Next Article in Journal
Viral Metagenomics Revealed Sendai Virus and Coronavirus Infection of Malayan Pangolins (Manis javanica)
Previous Article in Journal
Antigenic Change in Human Influenza A(H2N2) Viruses Detected by Using Human Plasma from Aged and Younger Adult Individuals
Previous Article in Special Issue
Inhibition of L. monocytogenes Biofilm Formation by the Amidase Domain of the Phage vB_LmoS_293 Endolysin
Open AccessArticle

The Effect of a Commercially Available Bacteriophage and Bacteriocin on Listeria monocytogenes in Coleslaw
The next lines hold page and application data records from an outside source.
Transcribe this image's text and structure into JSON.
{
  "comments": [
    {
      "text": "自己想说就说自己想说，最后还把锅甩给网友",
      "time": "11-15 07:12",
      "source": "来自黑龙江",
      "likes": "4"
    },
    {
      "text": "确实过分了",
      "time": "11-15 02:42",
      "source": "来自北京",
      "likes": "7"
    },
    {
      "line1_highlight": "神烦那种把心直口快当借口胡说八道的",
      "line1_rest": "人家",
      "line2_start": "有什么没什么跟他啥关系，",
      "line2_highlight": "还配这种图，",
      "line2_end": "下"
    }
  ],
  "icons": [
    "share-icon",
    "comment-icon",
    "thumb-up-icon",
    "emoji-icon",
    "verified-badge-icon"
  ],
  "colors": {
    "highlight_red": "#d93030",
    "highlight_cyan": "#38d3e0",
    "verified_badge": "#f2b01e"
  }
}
APC Microbiome Ireland, University College Cork, T12 YT20 Cork, Ireland
School of Microbiology, University College Cork, T12 YN60 Cork, Ireland
Author to whom correspondence should be addressed.
Viruses 2019, 11(11), 977;
Received: 15 October 2019 / Revised: 21 October 2019 / Accepted: 22 October 2019 / Published: 23 October 2019
Changing consumer attitudes show an increased interest in non-chemical antimicrobials in food preservation and safety. This greater interest of consumers in more ‘natural’ or ‘clean-label’ food interventions is complicated by concurrent demands for minimally processed, ready-to-eat (RTE) foods with long shelf lives. Two viable interventions are bacteriophage (phage) and bacteriocins, a number of which have already been approved for use in food safety. Listeriosis is a serious foodborne infection which affects at-risk members of the population. Listeriosis incidence has increased between 2008 and 2015 and has a case fatality rate of up to 20% with antibiotic intervention. Here, we tested an intervention to attempt to control a pathogenic Listeria monocytogenes strain in a food model using two of these alternative antimicrobials. Phage P100 on its own had a significant effect on L. monocytogenes ScottA numbers in coleslaw over a 10-day period at 4 °C (p ≤ 0.001). A combination of P100 and Nisaplin® (a commercial formulation of the lantibiotic bacteriocin, nisin) had a significant effect on the pathogen (p ≤ 0.001). P100 and Nisaplin® in combination were more effective than Nisaplin® alone, but not P100 alone. View Full-Text
Keywords: phage; bacteriocin; Listeria monocytogenes; food safety phage; bacteriocin; Listeria monocytogenes; food safety
Show Figures

Figure 1

MDPI and ACS Style

Lewis, R.; Bolocan, A.S.; Draper, L.A.; Ross, R.P.; Hill, C. The Effect of a Commercially Available Bacteriophage and Bacteriocin on Listeria monocytogenes in Coleslaw. Viruses 2019, 11, 977.

Show more citation formats Show less citations formats
Note that from the first issue of 2016, MDPI journals use article numbers instead of page numbers. See further details here.

Article Access Map by Country/Region

Back to TopTop